All lines in the material with the string "text" should be listed.

## Supplied data
BEGIN
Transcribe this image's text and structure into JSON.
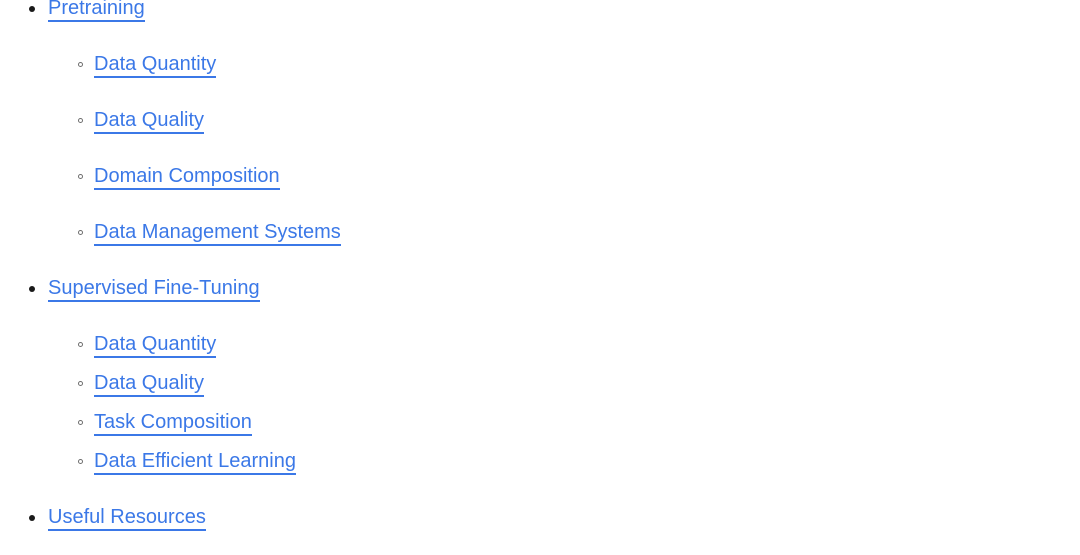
{
  "page": {
    "kind": "table-of-contents",
    "background_color": "#ffffff",
    "link_color": "#3b78e7",
    "bullet_level1_color": "#1a1a1a",
    "bullet_level2_color": "#6e6e6e",
    "bullet_level1_marker": "filled-disc",
    "bullet_level2_marker": "hollow-circle"
  },
  "toc": {
    "sections": [
      {
        "label": "Pretraining",
        "items": [
          {
            "label": "Data Quantity"
          },
          {
            "label": "Data Quality"
          },
          {
            "label": "Domain Composition"
          },
          {
            "label": "Data Management Systems"
          }
        ]
      },
      {
        "label": "Supervised Fine-Tuning",
        "items": [
          {
            "label": "Data Quantity"
          },
          {
            "label": "Data Quality"
          },
          {
            "label": "Task Composition"
          },
          {
            "label": "Data Efficient Learning"
          }
        ]
      },
      {
        "label": "Useful Resources",
        "items": []
      }
    ]
  }
}
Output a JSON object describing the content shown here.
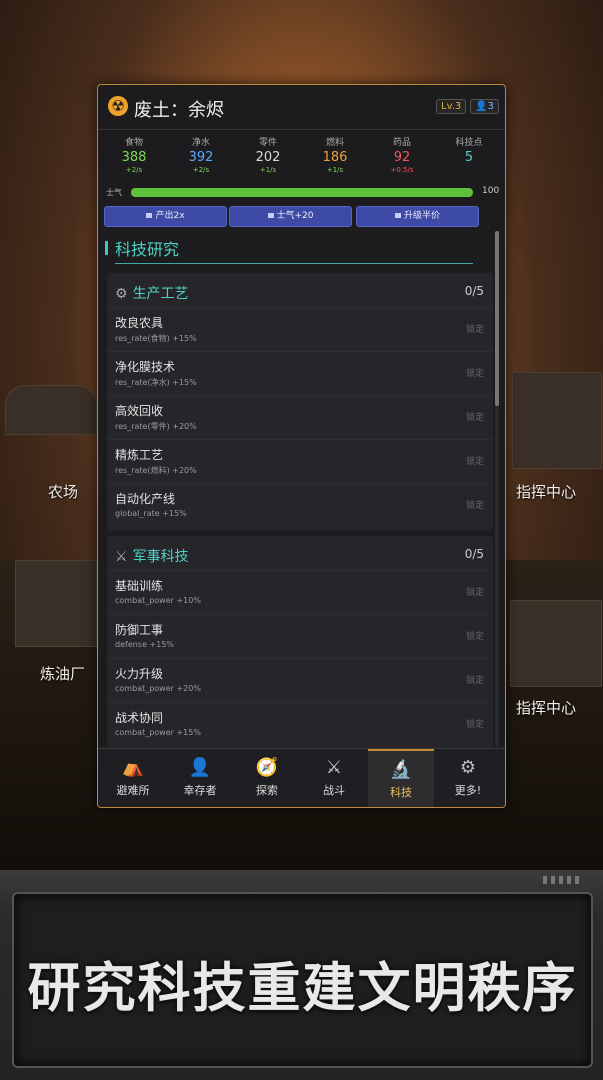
{
  "map": {
    "labels": [
      "农场",
      "指挥中心",
      "炼油厂",
      "指挥中心"
    ]
  },
  "header": {
    "icon": "radiation-icon",
    "title": "废土：余烬",
    "level": "Lv.3",
    "population": "3"
  },
  "resources": [
    {
      "name": "食物",
      "value": "388",
      "rate": "+2/s",
      "color": "#7ed957",
      "rate_color": "#7ed957"
    },
    {
      "name": "净水",
      "value": "392",
      "rate": "+2/s",
      "color": "#5aa8ff",
      "rate_color": "#7ed957"
    },
    {
      "name": "零件",
      "value": "202",
      "rate": "+1/s",
      "color": "#d8d8d8",
      "rate_color": "#7ed957"
    },
    {
      "name": "燃料",
      "value": "186",
      "rate": "+1/s",
      "color": "#f0a23c",
      "rate_color": "#7ed957"
    },
    {
      "name": "药品",
      "value": "92",
      "rate": "+0.5/s",
      "color": "#f05a5a",
      "rate_color": "#f05a5a"
    },
    {
      "name": "科技点",
      "value": "5",
      "rate": "",
      "color": "#4fd1c5",
      "rate_color": "#7ed957"
    }
  ],
  "morale": {
    "label": "士气",
    "value": "100",
    "fraction": 1.0
  },
  "buffs": [
    "产出2x",
    "士气+20",
    "升级半价"
  ],
  "section_title": "科技研究",
  "categories": [
    {
      "icon": "gear-icon",
      "name": "生产工艺",
      "count": "0/5",
      "techs": [
        {
          "name": "改良农具",
          "desc": "res_rate(食物) +15%",
          "status": "锁定"
        },
        {
          "name": "净化膜技术",
          "desc": "res_rate(净水) +15%",
          "status": "锁定"
        },
        {
          "name": "高效回收",
          "desc": "res_rate(零件) +20%",
          "status": "锁定"
        },
        {
          "name": "精炼工艺",
          "desc": "res_rate(燃料) +20%",
          "status": "锁定"
        },
        {
          "name": "自动化产线",
          "desc": "global_rate +15%",
          "status": "锁定"
        }
      ]
    },
    {
      "icon": "crossed-swords-icon",
      "name": "军事科技",
      "count": "0/5",
      "techs": [
        {
          "name": "基础训练",
          "desc": "combat_power +10%",
          "status": "锁定"
        },
        {
          "name": "防御工事",
          "desc": "defense +15%",
          "status": "锁定"
        },
        {
          "name": "火力升级",
          "desc": "combat_power +20%",
          "status": "锁定"
        },
        {
          "name": "战术协同",
          "desc": "combat_power +15%",
          "status": "锁定"
        }
      ]
    }
  ],
  "nav": [
    {
      "label": "避难所",
      "icon": "shelter-icon"
    },
    {
      "label": "幸存者",
      "icon": "person-icon"
    },
    {
      "label": "探索",
      "icon": "compass-icon"
    },
    {
      "label": "战斗",
      "icon": "crossed-swords-icon"
    },
    {
      "label": "科技",
      "icon": "microscope-icon",
      "active": true
    },
    {
      "label": "更多!",
      "icon": "gear-icon"
    }
  ],
  "banner": {
    "text": "研究科技重建文明秩序"
  }
}
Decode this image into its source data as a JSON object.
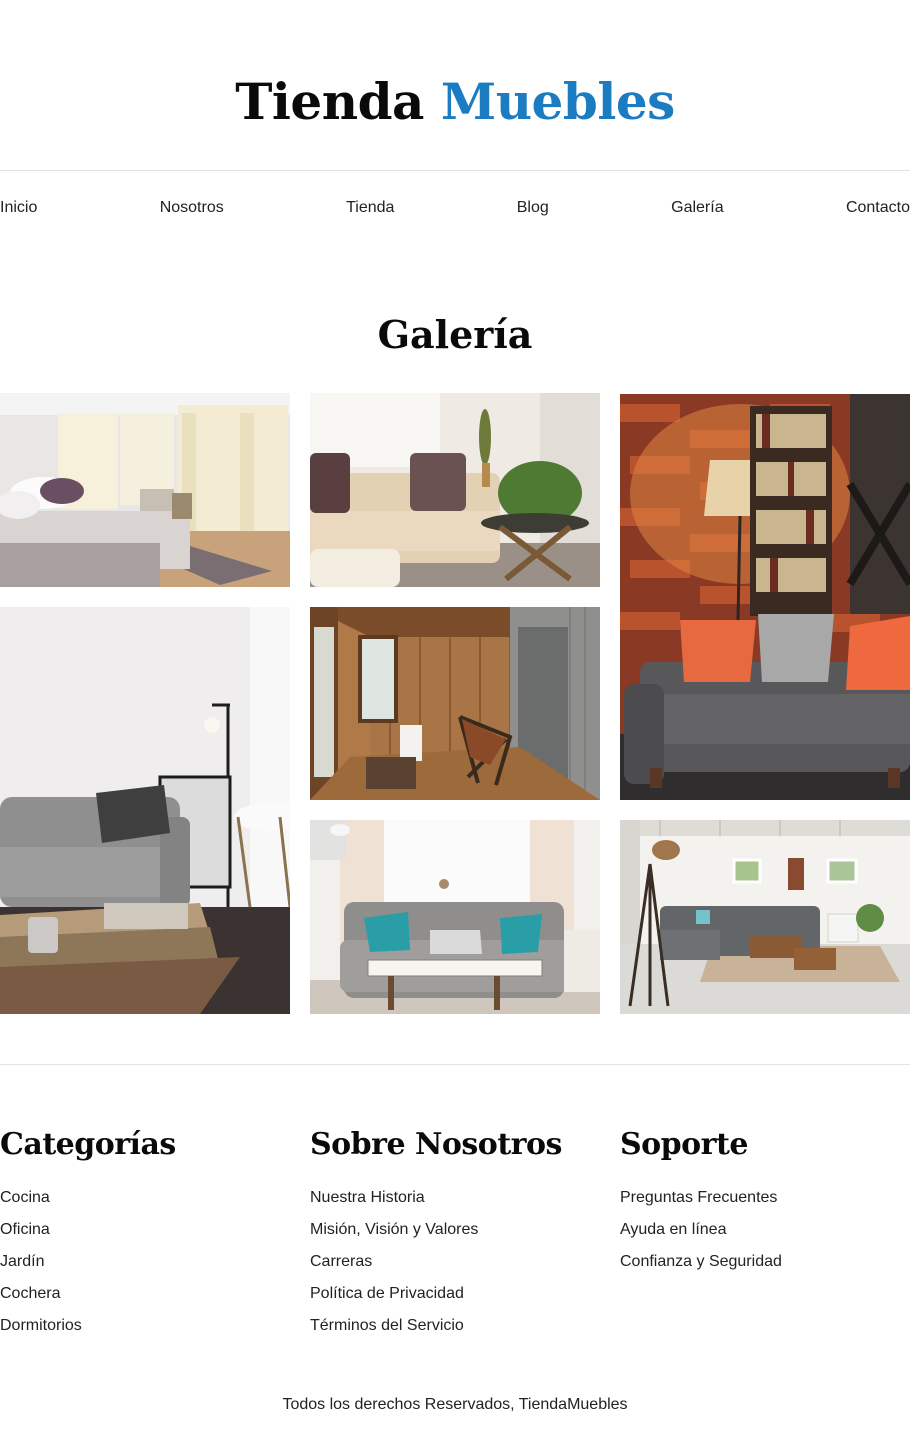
{
  "header": {
    "logo_part1": "Tienda",
    "logo_part2": "Muebles",
    "accent_color": "#1b7cc2"
  },
  "nav": {
    "items": [
      {
        "label": "Inicio"
      },
      {
        "label": "Nosotros"
      },
      {
        "label": "Tienda"
      },
      {
        "label": "Blog"
      },
      {
        "label": "Galería"
      },
      {
        "label": "Contacto"
      }
    ]
  },
  "gallery": {
    "title": "Galería",
    "photos": [
      {
        "subject": "bright bedroom"
      },
      {
        "subject": "beige sofa living room"
      },
      {
        "subject": "grey sofa with bookshelves and lamp"
      },
      {
        "subject": "grey sofa with coffee table"
      },
      {
        "subject": "wooden sunroom with chair"
      },
      {
        "subject": "grey tufted sofa"
      },
      {
        "subject": "open living room with sectional"
      }
    ]
  },
  "footer": {
    "columns": [
      {
        "title": "Categorías",
        "links": [
          "Cocina",
          "Oficina",
          "Jardín",
          "Cochera",
          "Dormitorios"
        ]
      },
      {
        "title": "Sobre Nosotros",
        "links": [
          "Nuestra Historia",
          "Misión, Visión y Valores",
          "Carreras",
          "Política de Privacidad",
          "Términos del Servicio"
        ]
      },
      {
        "title": "Soporte",
        "links": [
          "Preguntas Frecuentes",
          "Ayuda en línea",
          "Confianza y Seguridad"
        ]
      }
    ],
    "copyright": "Todos los derechos Reservados, TiendaMuebles"
  }
}
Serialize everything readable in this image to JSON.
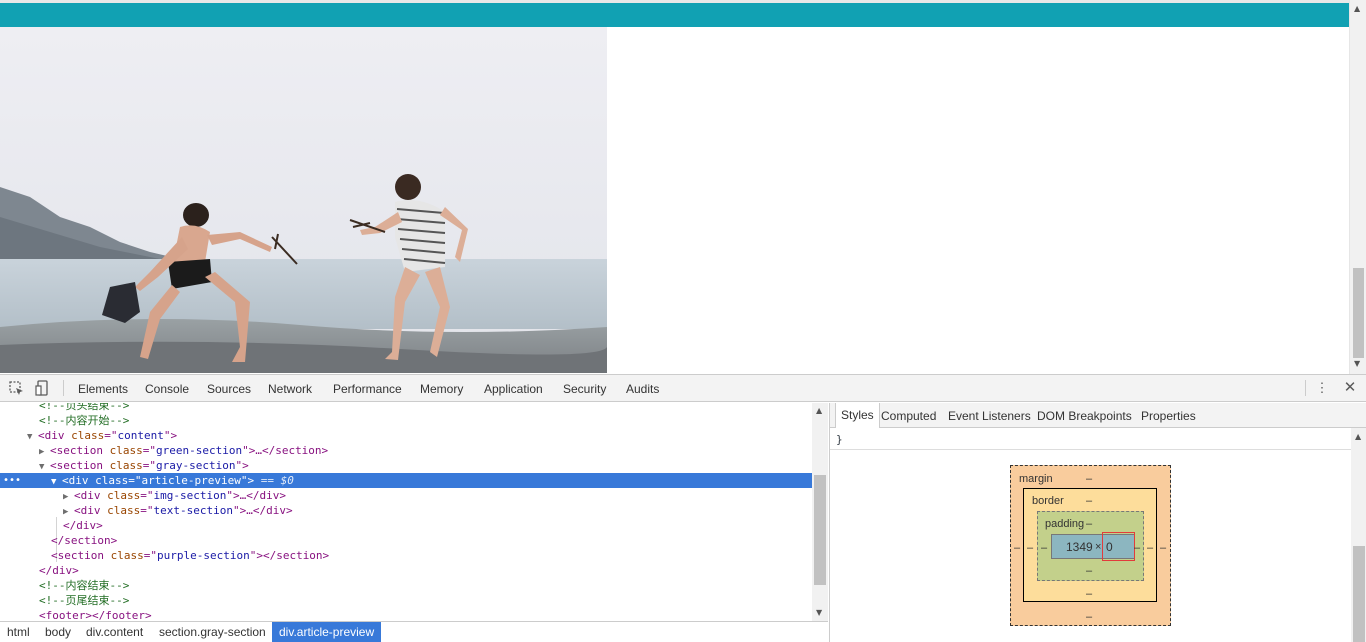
{
  "page": {
    "topbar_color": "#11a1b3"
  },
  "toolbar": {
    "tabs": [
      "Elements",
      "Console",
      "Sources",
      "Network",
      "Performance",
      "Memory",
      "Application",
      "Security",
      "Audits"
    ],
    "icons": [
      "inspect-element-icon",
      "device-toolbar-icon",
      "more-options-icon",
      "close-icon"
    ]
  },
  "dom_tree": {
    "l0": "<!--页头结束-->",
    "l1": "<!--内容开始-->",
    "l2_tag": "div",
    "l2_attr": "class",
    "l2_val": "content",
    "l3_tag": "section",
    "l3_attr": "class",
    "l3_val": "green-section",
    "l3_end": "…</section>",
    "l4_tag": "section",
    "l4_attr": "class",
    "l4_val": "gray-section",
    "l5_tag": "div",
    "l5_attr": "class",
    "l5_val": "article-preview",
    "l5_marker": " == $0",
    "l6_tag": "div",
    "l6_attr": "class",
    "l6_val": "img-section",
    "l6_end": "…</div>",
    "l7_tag": "div",
    "l7_attr": "class",
    "l7_val": "text-section",
    "l7_end": "…</div>",
    "l8": "</div>",
    "l9": "</section>",
    "l10_tag": "section",
    "l10_attr": "class",
    "l10_val": "purple-section",
    "l10_end": "</section>",
    "l11": "</div>",
    "l12": "<!--内容结束-->",
    "l13": "<!--页尾结束-->",
    "l14": "<footer></footer>"
  },
  "breadcrumbs": [
    "html",
    "body",
    "div.content",
    "section.gray-section",
    "div.article-preview"
  ],
  "sidebar": {
    "tabs": [
      "Styles",
      "Computed",
      "Event Listeners",
      "DOM Breakpoints",
      "Properties"
    ],
    "closing_brace": "}"
  },
  "box_model": {
    "margin_label": "margin",
    "border_label": "border",
    "padding_label": "padding",
    "dash": "–",
    "content_width": "1349",
    "times": "×",
    "content_height": "0"
  }
}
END
## Result
Transcribe this image's text and structure into JSON.
    "text": "研究科技重建文明秩序"
    "l7_val": "text-section",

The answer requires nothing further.